"Governor Block, a little, white-haired individual, is a great aviation enthusiast, and his popularity over the state is attested by his having been elected governor of the Missouri chapters of the N.A.A. for four consecutive years. He said had the meeting Tuesday been one at which the charter of the local chapter of the N.A.A. was to have been delivered, and there was nothing else featured, it is probable he would not have been present.

"Mr. Block said he had been to this city on two other occasions. Both of them had been open and above board visits and the business of which was not particularly concealed. He referred to St. Joseph's efforts to get the Nicholas-Beazley plant. "I am glad the citizens of Marshall had vision enough to rally to these two men and help keep them here in Marshall. I feel and believe every man here should expand his chest with pride that they have such a fine airplane plant in Marshall, that they had two men with vision and courage enough to bring war supplies and start the plant which was to play such a large part in the development of commercial aviation, and who were instrumental in bringing such an engineer as Walter H. Barling into Marshall to design and perfect a plane so the world can say that a Marshall ship and a Marshall boy established records to stand along with the other great aeronautical achievements of the world."

"The history of aviation shows startling progress and development," Mr. Block said. It has eliminated isolation, eliminated frontiers, and the word backwoodsman is not longer known in America because of it. The history of aviation is interesting because American boys led in the early stages of its development.

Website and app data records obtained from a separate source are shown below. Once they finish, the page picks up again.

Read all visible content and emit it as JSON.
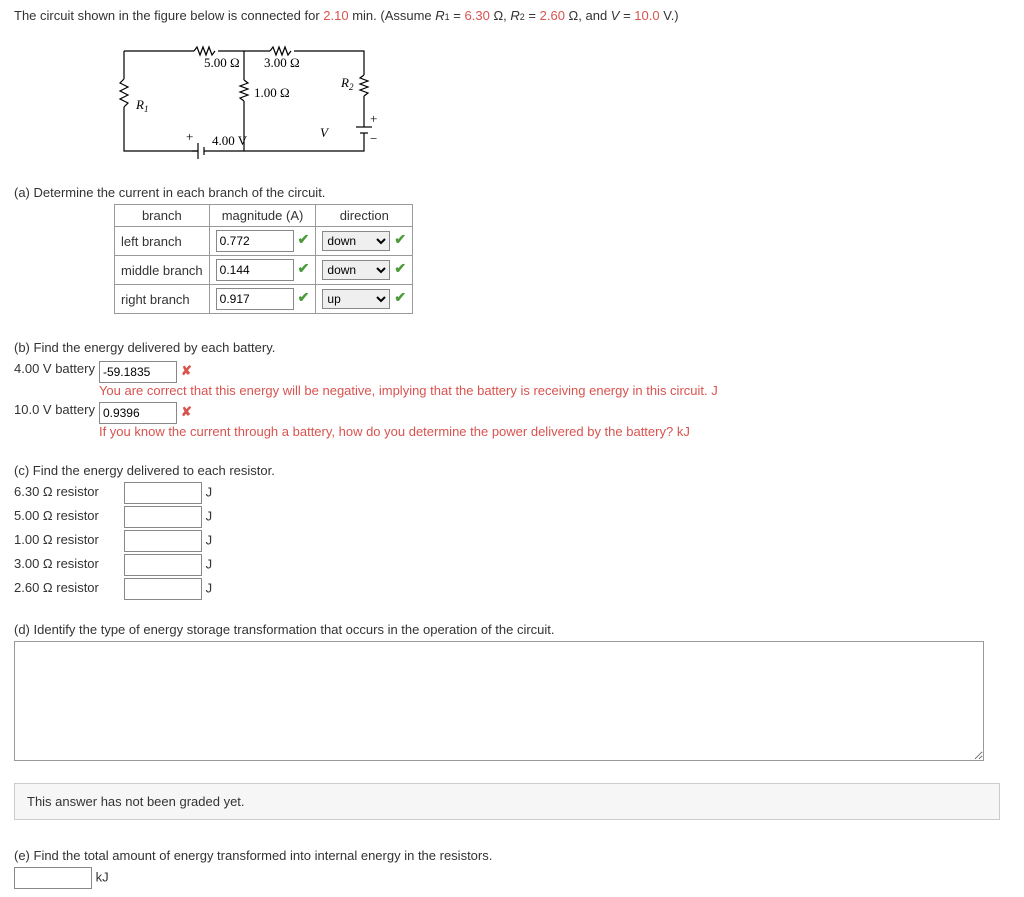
{
  "intro": {
    "prefix": "The circuit shown in the figure below is connected for ",
    "time": "2.10",
    "mid1": " min. (Assume ",
    "r1label": "R",
    "r1eq": " = ",
    "r1val": "6.30",
    "ohmsym": " Ω, ",
    "r2label": "R",
    "r2eq": " = ",
    "r2val": "2.60",
    "ohmsym2": " Ω, and ",
    "vlabel": "V",
    "veq": " = ",
    "vval": "10.0",
    "vunit": " V.)"
  },
  "circuit": {
    "r5": "5.00 Ω",
    "r3": "3.00 Ω",
    "r1": "1.00 Ω",
    "R1": "R",
    "R2": "R",
    "vsrc": "4.00 V",
    "V": "V"
  },
  "partA": {
    "prompt": "(a) Determine the current in each branch of the circuit.",
    "headers": {
      "branch": "branch",
      "mag": "magnitude (A)",
      "dir": "direction"
    },
    "rows": [
      {
        "branch": "left branch",
        "mag": "0.772",
        "dir": "down"
      },
      {
        "branch": "middle branch",
        "mag": "0.144",
        "dir": "down"
      },
      {
        "branch": "right branch",
        "mag": "0.917",
        "dir": "up"
      }
    ]
  },
  "partB": {
    "prompt": "(b) Find the energy delivered by each battery.",
    "rows": [
      {
        "label": "4.00 V battery",
        "val": "-59.1835",
        "unit": "J",
        "feedback": "You are correct that this energy will be negative, implying that the battery is receiving energy in this circuit. J"
      },
      {
        "label": "10.0 V battery",
        "val": "0.9396",
        "unit": "kJ",
        "feedback": "If you know the current through a battery, how do you determine the power delivered by the battery? kJ"
      }
    ]
  },
  "partC": {
    "prompt": "(c) Find the energy delivered to each resistor.",
    "rows": [
      {
        "label": "6.30 Ω resistor",
        "unit": "J"
      },
      {
        "label": "5.00 Ω resistor",
        "unit": "J"
      },
      {
        "label": "1.00 Ω resistor",
        "unit": "J"
      },
      {
        "label": "3.00 Ω resistor",
        "unit": "J"
      },
      {
        "label": "2.60 Ω resistor",
        "unit": "J"
      }
    ]
  },
  "partD": {
    "prompt": "(d) Identify the type of energy storage transformation that occurs in the operation of the circuit.",
    "gradeMsg": "This answer has not been graded yet."
  },
  "partE": {
    "prompt": "(e) Find the total amount of energy transformed into internal energy in the resistors.",
    "unit": "kJ"
  }
}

"In 1903, after two or three years of experimental work, two brothers, Orville and Wilbur Wright of Dayton, Ohio, perfected a contraption and on Dec. 17 of that year went to the sand dunes of Kill Devil Hill at Kitty Hawk, N. C., perfected a track, and flew the "ship" 129 feet. After two other flights the same day, the message went out that for the first time a heavier-than-air machine had flown and man had mastered the air," Mr. Block recalled.

"The attempt was looked upon as foolhardy and one New York newspaper refused to publish the "absurd stories of man flying." Through the next four or five years, development was slow. In 1909, the country began to pay attention to aviation and the development of heavier than air machines.

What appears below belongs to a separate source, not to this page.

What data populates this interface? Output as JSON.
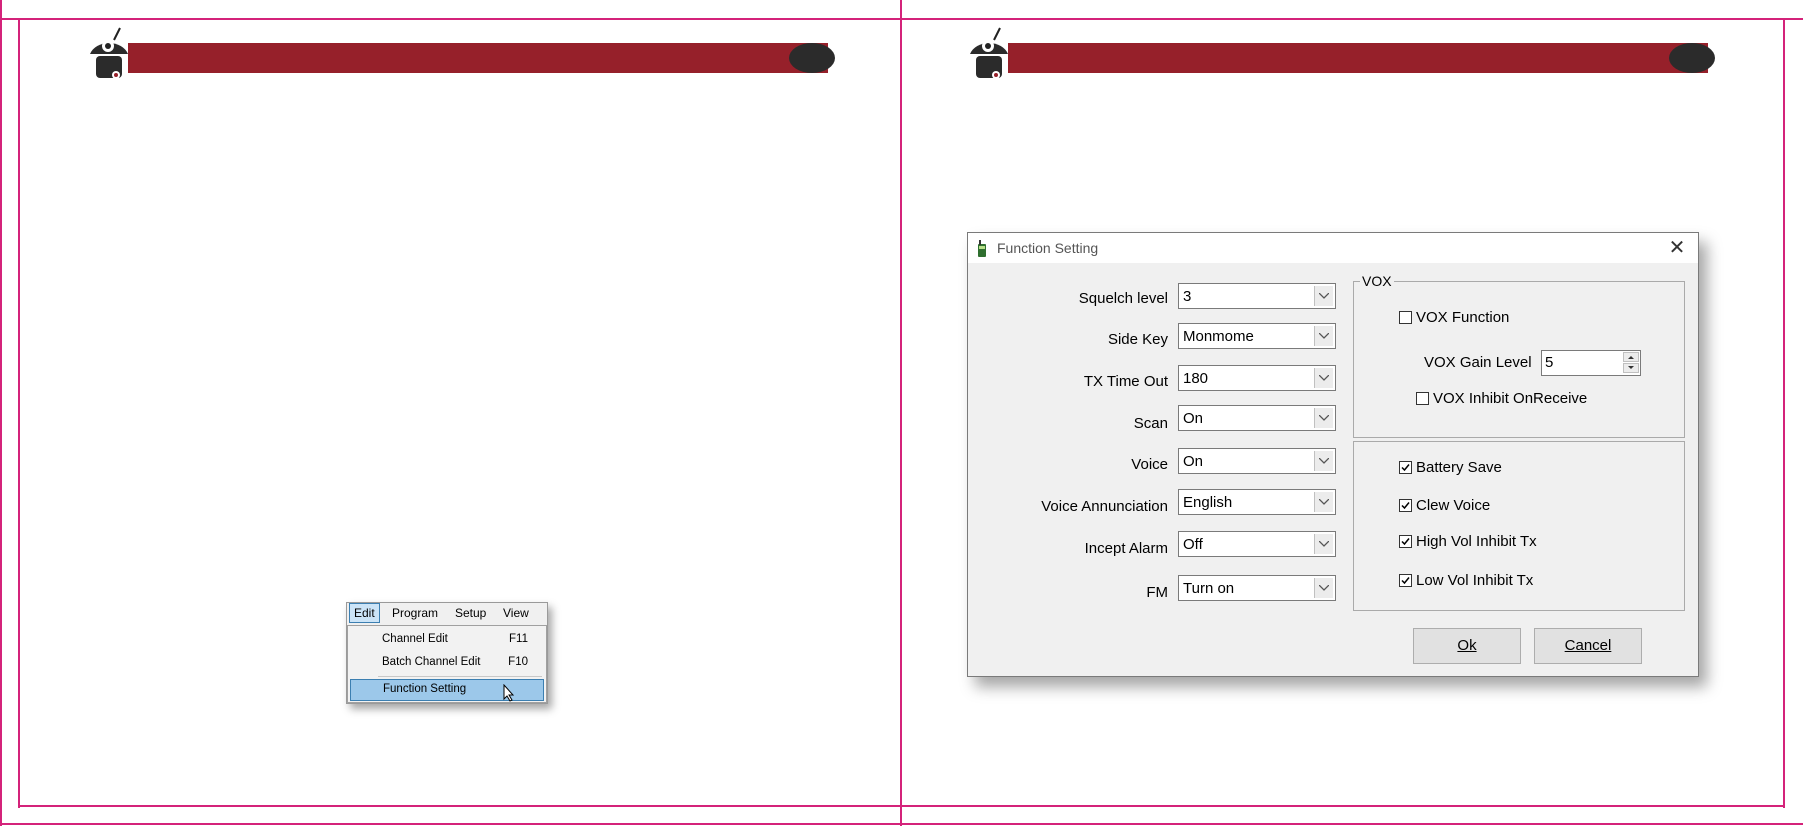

"From the 1903 flight of 600 feet, today we find flights spanning the oceans, linking the United Stated with South American republics, flights from India to England, flights which encircled the globe, and the cross-continental non-stop flights, and now we have one from the border of Texas to Canada, flown by Barney Zimmerley.

"Who would predict twenty-five years ago that such a thing would happen in the city of Marshall?

"There are now more than 60,000 miles of airways flown daily. We talk of air mail in terms of tons. During the last six months more than 200 million dollars have been invested in aircraft securities.

"Again I congratulate the city of Marshall for having had two men in its midst that were able to develop an aircraft industry that is known throughout the country.

"There has been too much said about the financial and development sides of the industry, and too little said about the men who dared to make it possible for these flights to take place. It becomes my great pleasure to refer to such a man in our midst this evening ... Barney Zimmerley. Great records have been made, perhaps some have been considered greater in aviation, but it is my opinion that the flight you have made form Brownsville to Canada and the altitude record you have established will go down in history and take their places among the records of other famous fliers.

"I congratulate you, Barney. Fly on, fly on, and may success crown your efforts and may the hand of fate be kind in guiding your hand to greater achievements."

Building the Vision appears Wednesday.

Building the Vision